Dr Gary White is Director of Business and Innovation at the Crichton Carbon Centre. Gary is an environmental professional with long experience working across a broad range of industries. Starting in the oil and gas sectors, Gary specialised in environmental management systems, EIA and compliance management, in both the UK offshore and onshore sectors. Various international assignments have taken Gary to Azerbaijan, Georgia, Oman, Nigeria and Turkey where he has been involved in designing and implementing oil spill management and training systems, environmental risk management, monitoring and reporting, staff training and community communication.
Gary has also headed up a sustainable construction team which worked on carbon assessment projects throughout the UK’s commercial and industrial sectors, giving a range of building form and fabric advice and undertaking renewables feasibility studies. More recently Gary has been a lecturer at the University of Aberdeen in Marine Science and the MSc in Hydrocarbon Enterprise. He currently lectures in Renewable Energy Technology on our own MSc in Carbon Management and in Environmental Sustainability at the University of Aberdeen.
As Director of Business and Innovation, Gary’s role includes a wide range of responsibilities. He specialises in managing projects involving the development and implementation of low carbon management strategies and the use of renewable technologies. Recent projects have focused on assisting SMEs and working with the building construction sector.
Leading Conservation Architect
Based in Forres, formerly partner and latterly chairman of LDN Architects, Andrew Wright stepped down in 2001 to pursue his consultancy interests. He is a conservation architect, accredited at the highest level as a consultant, with unparalleled experience over ten years in the preparation of conservation plans for buildings and heritage sites.

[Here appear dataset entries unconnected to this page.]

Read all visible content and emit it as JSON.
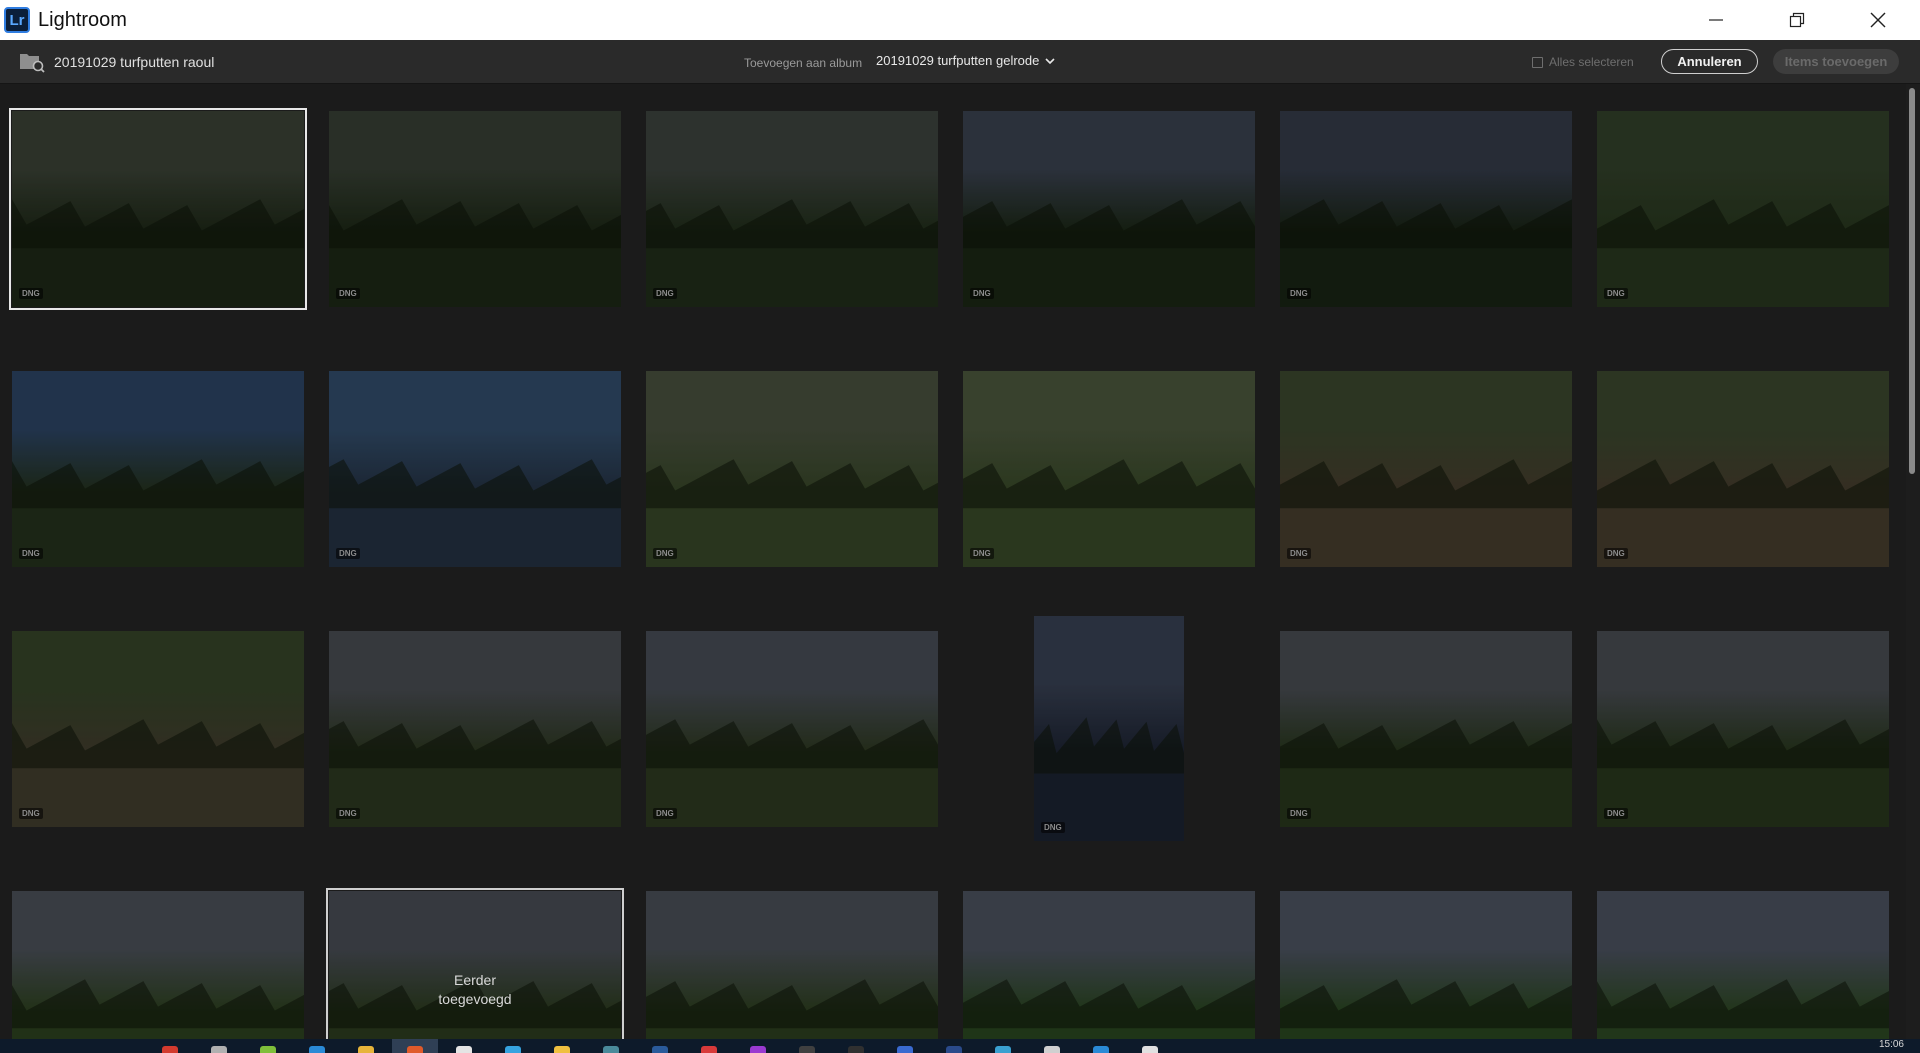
{
  "window": {
    "app_name": "Lightroom",
    "logo_text": "Lr",
    "controls": [
      "minimize-icon",
      "restore-icon",
      "close-icon"
    ]
  },
  "toolbar": {
    "folder_name": "20191029 turfputten raoul",
    "album_label": "Toevoegen aan album",
    "album_value": "20191029 turfputten gelrode",
    "select_all_label": "Alles selecteren",
    "cancel_label": "Annuleren",
    "add_label": "Items toevoegen"
  },
  "grid": {
    "thumbnails": [
      {
        "badge": "DNG",
        "selected": true,
        "c1": "#3d4538",
        "c2": "#1f2a18"
      },
      {
        "badge": "DNG",
        "c1": "#394236",
        "c2": "#1e2a17"
      },
      {
        "badge": "DNG",
        "c1": "#3f4640",
        "c2": "#22301b"
      },
      {
        "badge": "DNG",
        "c1": "#3c4452",
        "c2": "#1c2916"
      },
      {
        "badge": "DNG",
        "c1": "#363d4c",
        "c2": "#1a2615"
      },
      {
        "badge": "DNG",
        "c1": "#34432b",
        "c2": "#2a3a20"
      },
      {
        "badge": "DNG",
        "c1": "#2e4768",
        "c2": "#26341e"
      },
      {
        "badge": "DNG",
        "c1": "#34506f",
        "c2": "#263446"
      },
      {
        "badge": "DNG",
        "c1": "#4b5440",
        "c2": "#3a4a2a"
      },
      {
        "badge": "DNG",
        "c1": "#4e5a3f",
        "c2": "#3b4d2a"
      },
      {
        "badge": "DNG",
        "c1": "#3e4a30",
        "c2": "#4a4030"
      },
      {
        "badge": "DNG",
        "c1": "#3d4a30",
        "c2": "#4a4030"
      },
      {
        "badge": "DNG",
        "c1": "#38472a",
        "c2": "#454030"
      },
      {
        "badge": "DNG",
        "c1": "#4b4f55",
        "c2": "#2f3b22"
      },
      {
        "badge": "DNG",
        "c1": "#4a5059",
        "c2": "#303c22"
      },
      {
        "badge": "DNG",
        "portrait": true,
        "c1": "#3a4356",
        "c2": "#1d2434"
      },
      {
        "badge": "DNG",
        "c1": "#4b4f55",
        "c2": "#2a3a1e"
      },
      {
        "badge": "DNG",
        "c1": "#4b4f55",
        "c2": "#2a3a1e"
      },
      {
        "badge": "",
        "c1": "#4e545c",
        "c2": "#2f4420"
      },
      {
        "badge": "",
        "added": true,
        "c1": "#4b5058",
        "c2": "#2e3f20"
      },
      {
        "badge": "",
        "c1": "#4d535a",
        "c2": "#2f4220"
      },
      {
        "badge": "",
        "c1": "#4e5562",
        "c2": "#2c4a22"
      },
      {
        "badge": "",
        "c1": "#4f5664",
        "c2": "#2c4a22"
      },
      {
        "badge": "",
        "c1": "#4e5563",
        "c2": "#2f4b24"
      }
    ],
    "added_text": "Eerder\ntoegevoegd"
  },
  "taskbar": {
    "clock": "15:06",
    "icon_colors": [
      "#d23a2e",
      "#b0b0b0",
      "#7fbf3a",
      "#2a8ad6",
      "#e7b43a",
      "#e05a2a",
      "#e4e4e4",
      "#36a3e0",
      "#f0c040",
      "#4a8a9a",
      "#2a5a9a",
      "#d83a3a",
      "#9a3ad0",
      "#404040",
      "#303030",
      "#3a6ad0",
      "#2a4a8a",
      "#3aa0d0",
      "#d0d0d0",
      "#2a8ad6",
      "#e0e0e0"
    ]
  }
}
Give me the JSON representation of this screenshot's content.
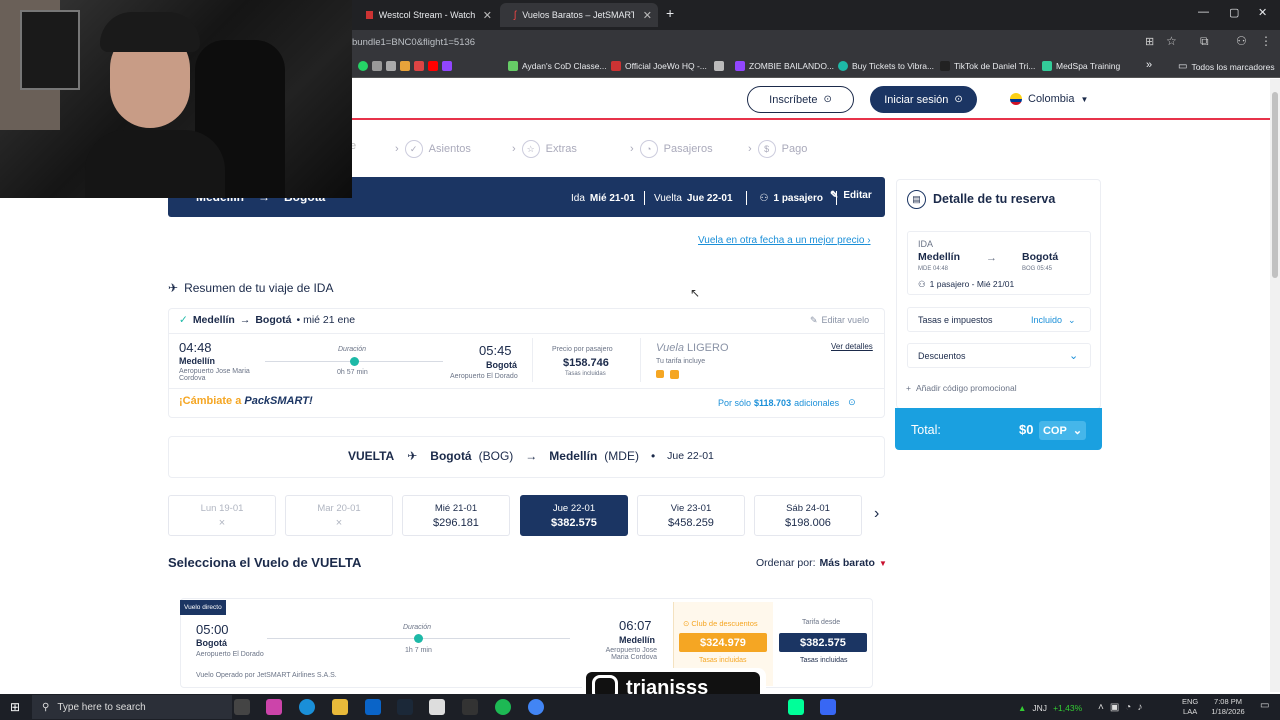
{
  "browser": {
    "tabs": [
      {
        "title": "Westcol Stream - Watch Live o",
        "active": false
      },
      {
        "title": "Vuelos Baratos – JetSMART Ai",
        "active": true
      }
    ],
    "url": "bundle1=BNC0&flight1=5136",
    "bookmarks": [
      "Aydan's CoD Classe...",
      "Official JoeWo HQ -...",
      "ZOMBIE BAILANDO...",
      "Buy Tickets to Vibra...",
      "TikTok de Daniel Tri...",
      "MedSpa Training"
    ],
    "bookmarks_more": "»",
    "all_bookmarks": "Todos los marcadores"
  },
  "header": {
    "register": "Inscríbete",
    "login": "Iniciar sesión",
    "country": "Colombia"
  },
  "steps": [
    "Asientos",
    "Extras",
    "Pasajeros",
    "Pago"
  ],
  "search_bar": {
    "ida_label": "Ida",
    "ida_date": "Mié 21-01",
    "vuelta_label": "Vuelta",
    "vuelta_date": "Jue 22-01",
    "passengers": "1 pasajero",
    "edit": "Editar",
    "origin": "Medellín",
    "destination": "Bogotá"
  },
  "better_price_link": "Vuela en otra fecha a un mejor precio",
  "ida_summary": {
    "title": "Resumen de tu viaje de IDA",
    "route_from": "Medellín",
    "route_to": "Bogotá",
    "route_date": "• mié 21 ene",
    "edit_flight": "Editar vuelo",
    "dep_time": "04:48",
    "dep_city": "Medellín",
    "dep_airport": "Aeropuerto Jose Maria Cordova",
    "duration_label": "Duración",
    "duration": "0h 57 min",
    "arr_time": "05:45",
    "arr_city": "Bogotá",
    "arr_airport": "Aeropuerto El Dorado",
    "price_label": "Precio por pasajero",
    "price": "$158.746",
    "tax_note": "Tasas incluidas",
    "fare_prefix": "Vuela",
    "fare_name": "LIGERO",
    "fare_includes": "Tu tarifa incluye",
    "details": "Ver detalles",
    "pack_prefix": "¡Cámbiate a",
    "pack_brand": "PackSMART!",
    "pack_price_prefix": "Por sólo",
    "pack_price": "$118.703",
    "pack_price_suffix": "adicionales"
  },
  "vuelta_header": {
    "label": "VUELTA",
    "from": "Bogotá",
    "from_code": "(BOG)",
    "to": "Medellín",
    "to_code": "(MDE)",
    "date": "Jue 22-01"
  },
  "date_carousel": [
    {
      "day": "Lun 19-01",
      "price": "×",
      "state": "off"
    },
    {
      "day": "Mar 20-01",
      "price": "×",
      "state": "off"
    },
    {
      "day": "Mié 21-01",
      "price": "$296.181",
      "state": "normal"
    },
    {
      "day": "Jue 22-01",
      "price": "$382.575",
      "state": "selected"
    },
    {
      "day": "Vie 23-01",
      "price": "$458.259",
      "state": "normal"
    },
    {
      "day": "Sáb 24-01",
      "price": "$198.006",
      "state": "normal"
    }
  ],
  "select_section": {
    "title": "Selecciona el Vuelo de VUELTA",
    "sort_label": "Ordenar por:",
    "sort_value": "Más barato"
  },
  "return_flight": {
    "badge": "Vuelo directo",
    "dep_time": "05:00",
    "dep_city": "Bogotá",
    "dep_airport": "Aeropuerto El Dorado",
    "duration_label": "Duración",
    "duration": "1h 7 min",
    "arr_time": "06:07",
    "arr_city": "Medellín",
    "arr_airport": "Aeropuerto Jose Maria Cordova",
    "operated": "Vuelo Operado por JetSMART Airlines S.A.S.",
    "club_label": "Club de descuentos",
    "club_price": "$324.979",
    "club_tax": "Tasas incluidas",
    "fare_label": "Tarifa desde",
    "fare_price": "$382.575",
    "fare_tax": "Tasas incluidas"
  },
  "reservation": {
    "title": "Detalle de tu reserva",
    "ida_label": "IDA",
    "from": "Medellín",
    "from_sub": "MDE 04:48",
    "to": "Bogotá",
    "to_sub": "BOG 05:45",
    "pax": "1 pasajero - Mié 21/01",
    "taxes_label": "Tasas e impuestos",
    "taxes_value": "Incluido",
    "discounts_label": "Descuentos",
    "promo": "Añadir código promocional",
    "total_label": "Total:",
    "total_value": "$0",
    "currency": "COP"
  },
  "overlay": {
    "instagram_handle": "trianisss_"
  },
  "taskbar": {
    "search": "Type here to search",
    "ticker": "JNJ",
    "ticker_change": "+1,43%",
    "lang1": "ENG",
    "lang2": "LAA",
    "time": "7:08 PM",
    "date": "1/18/2026"
  },
  "colors": {
    "navy": "#1b3563",
    "total_blue": "#1aa0e0",
    "club_orange": "#f5a623",
    "link_blue": "#1a8fd8"
  }
}
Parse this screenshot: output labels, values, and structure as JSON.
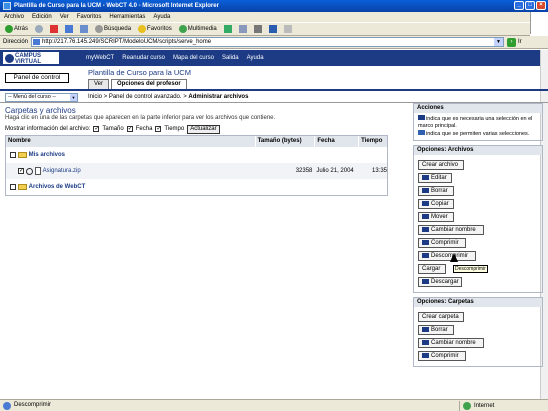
{
  "window": {
    "title": "Plantilla de Curso para la UCM - WebCT 4.0 - Microsoft Internet Explorer"
  },
  "menubar": [
    "Archivo",
    "Edición",
    "Ver",
    "Favoritos",
    "Herramientas",
    "Ayuda"
  ],
  "toolbar": {
    "back": "Atrás",
    "search": "Búsqueda",
    "favorites": "Favoritos",
    "multimedia": "Multimedia"
  },
  "address": {
    "label": "Dirección",
    "url": "http://217.76.145.249/SCRIPT/ModeloUCM/scripts/serve_home",
    "go": "Ir"
  },
  "logo": {
    "line1": "CAMPUS",
    "line2": "VIRTUAL"
  },
  "nav": [
    "myWebCT",
    "Reanudar curso",
    "Mapa del curso",
    "Salida",
    "Ayuda"
  ],
  "control_panel_button": "Panel de control",
  "course_title": "Plantilla de Curso para la UCM",
  "tabs": [
    "Ver",
    "Opciones del profesor"
  ],
  "course_menu_select": "-- Menú del curso --",
  "breadcrumb": {
    "path": "Inicio > Panel de control avanzado. > ",
    "current": "Administrar archivos"
  },
  "page": {
    "title": "Carpetas y archivos",
    "help": "Haga clic en una de las carpetas que aparecen en la parte inferior para ver los archivos que contiene.",
    "show_label": "Mostrar información del archivo:",
    "opts": [
      "Tamaño",
      "Fecha",
      "Tiempo"
    ],
    "update": "Actualizar"
  },
  "table": {
    "headers": [
      "Nombre",
      "Tamaño (bytes)",
      "Fecha",
      "Tiempo"
    ],
    "rows": [
      {
        "name": "Mis archivos",
        "size": "",
        "date": "",
        "time": ""
      },
      {
        "name": "Asignatura.zip",
        "size": "32358",
        "date": "Julio 21, 2004",
        "time": "13:35"
      },
      {
        "name": "Archivos de WebCT",
        "size": "",
        "date": "",
        "time": ""
      }
    ]
  },
  "actions": {
    "title": "Acciones",
    "legend1": "indica que es necesaria una selección en el marco principal.",
    "legend2": "indica que se permiten varias selecciones."
  },
  "file_options": {
    "title": "Opciones: Archivos",
    "create": "Crear archivo",
    "buttons": [
      "Editar",
      "Borrar",
      "Copiar",
      "Mover",
      "Cambiar nombre",
      "Comprimir",
      "Descomprimir"
    ],
    "upload": "Cargar",
    "download": "Descargar"
  },
  "folder_options": {
    "title": "Opciones: Carpetas",
    "create": "Crear carpeta",
    "buttons": [
      "Borrar",
      "Cambiar nombre",
      "Comprimir"
    ]
  },
  "tooltip": "Descomprimir",
  "status": {
    "text": "Descomprimir",
    "zone": "Internet"
  }
}
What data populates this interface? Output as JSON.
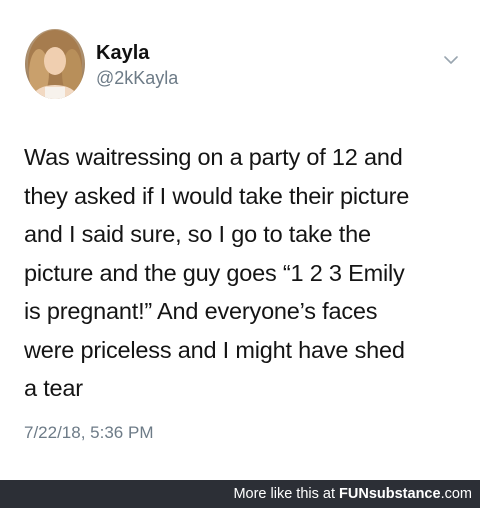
{
  "tweet": {
    "author_name": "Kayla",
    "author_handle": "@2kKayla",
    "text_lines": [
      "Was waitressing on a party of 12 and",
      "they asked if I would take their picture",
      "and I said sure, so I go to take the",
      "picture and the guy goes “1 2 3 Emily",
      "is pregnant!” And everyone’s faces",
      "were priceless and I might have shed",
      "a tear"
    ],
    "timestamp": "7/22/18, 5:36 PM"
  },
  "footer": {
    "prefix": "More like this at ",
    "brand_fun": "FUN",
    "brand_sub": "substance",
    "brand_tld": ".com"
  },
  "icons": {
    "menu": "chevron-down-icon",
    "avatar": "avatar"
  },
  "colors": {
    "text": "#141414",
    "secondary": "#6d7b87",
    "footer_bg": "#2c2f36"
  }
}
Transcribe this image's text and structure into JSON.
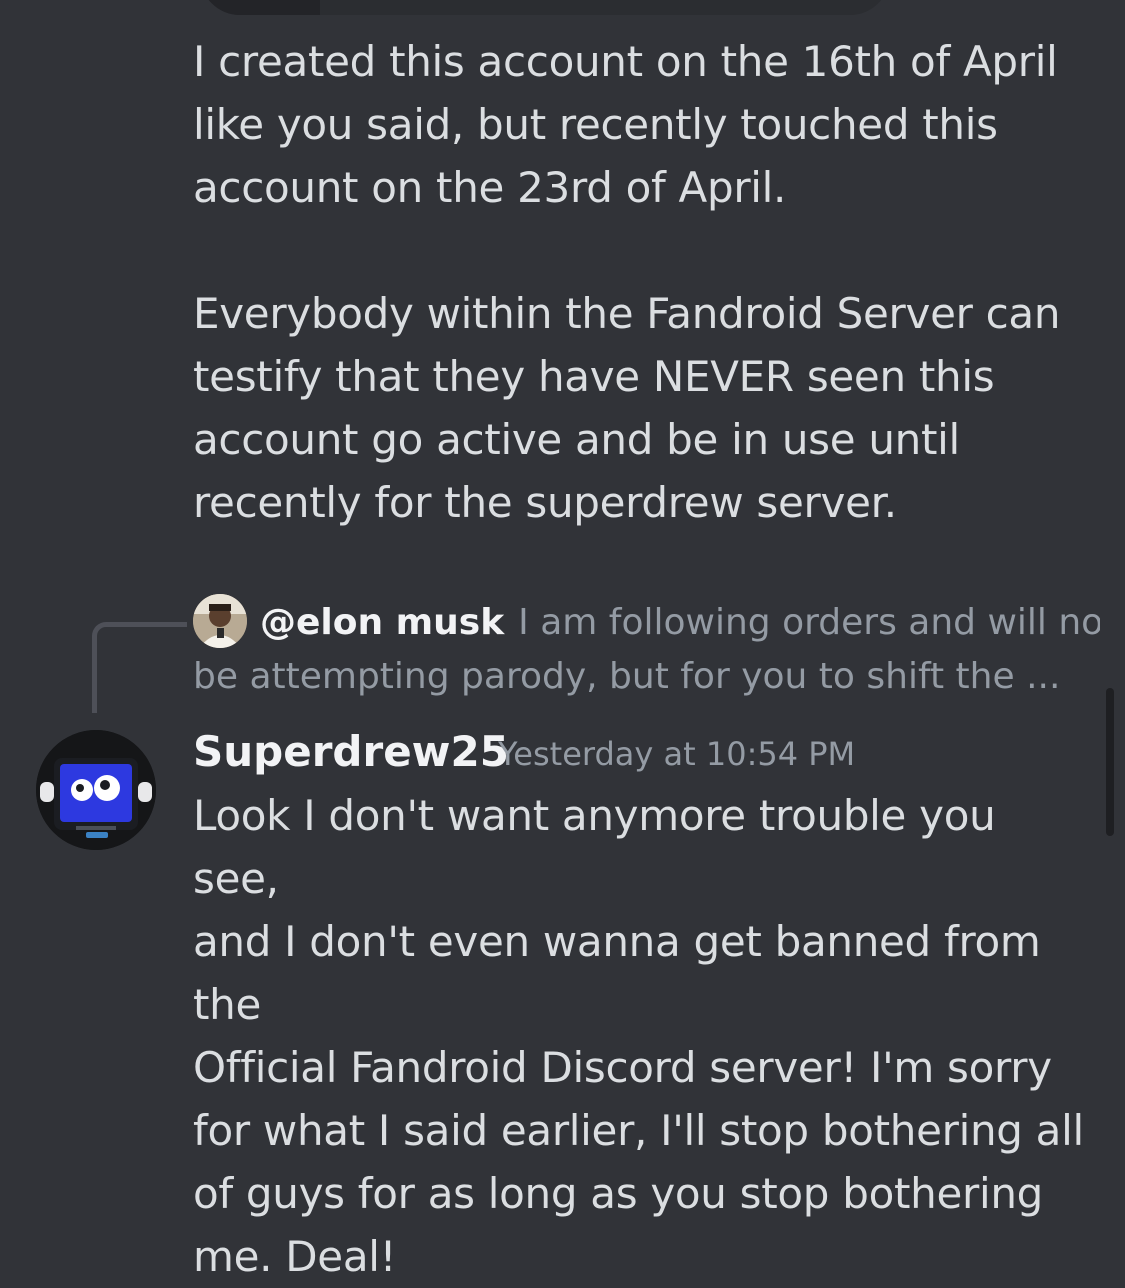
{
  "messages": {
    "previous": {
      "paragraph1": "I created this account on the 16th of April\nlike you said, but recently touched this\naccount on the 23rd of April.",
      "paragraph2": "Everybody within the Fandroid Server can\ntestify that they have NEVER seen this\naccount go active and be in use until\nrecently for the superdrew server."
    },
    "reply": {
      "author": "@elon musk",
      "snippet_line1": "I am following orders and will not",
      "snippet_line2": "be attempting parody, but for you to shift the ..."
    },
    "current": {
      "author": "Superdrew25",
      "timestamp": "Yesterday at 10:54 PM",
      "content": "Look I don't want anymore trouble you see,\nand I don't even wanna get banned from the\nOfficial Fandroid Discord server! I'm sorry\nfor what I said earlier, I'll stop bothering all\nof guys for as long as you stop bothering\nme. Deal!"
    }
  },
  "colors": {
    "background": "#313338",
    "text": "#dbdee1",
    "muted": "#949ba4",
    "author": "#f2f3f5"
  },
  "icons": {
    "reply_avatar": "person-avatar",
    "author_avatar": "robot-avatar"
  }
}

A Past President of the Royal Incorporation of Architects in Scotland, he has served terms on the Ancient Monuments Board for Scotland and the Royal Fine Art Commission for Scotland, and is serving a second term as a member of council of the Historic Environment Advisory Council for Scotland, providing strategic advice to Scottish Ministers. He acts as a consultant and conservation adviser to several building preservation trusts, and is currently co-chair of the conservation committee of the Hopetoun House Preservation Trust. He acts as a monitor for the HLF, and as an expert adviser. In recognition of services to architecture and the built heritage of Scotland he was awarded the OBE in 2001.
An award winning master Drystone Waller, who has been a professional member of the Drystone Walling Association since 1983 and is a fully qualified advanced instructor and examiner.
Daniel Watson is the Clerk of Works at Balmoral Castle and Estate, he is also a highly experienced Joiner with a strong conservation background. The breadth of knowledge and skills Daniel has gained in meeting the Conservation, Repair and Maintenance requirements of a wide range of Traditional Buildings is of immense benefit to all who attend our Courses.
Hans Norling, is a partner of Masonry & Lime Ltd. Hans has 17 years experience of building and project managing teams of specialist masons across the north of Scotland, including several industry awards.
Adam Wilkin who, now retired, spent a lifetime working on plumbing and specialist leadwork. His career involved repairing many historic buildings across Scotland, including more than 40 castles.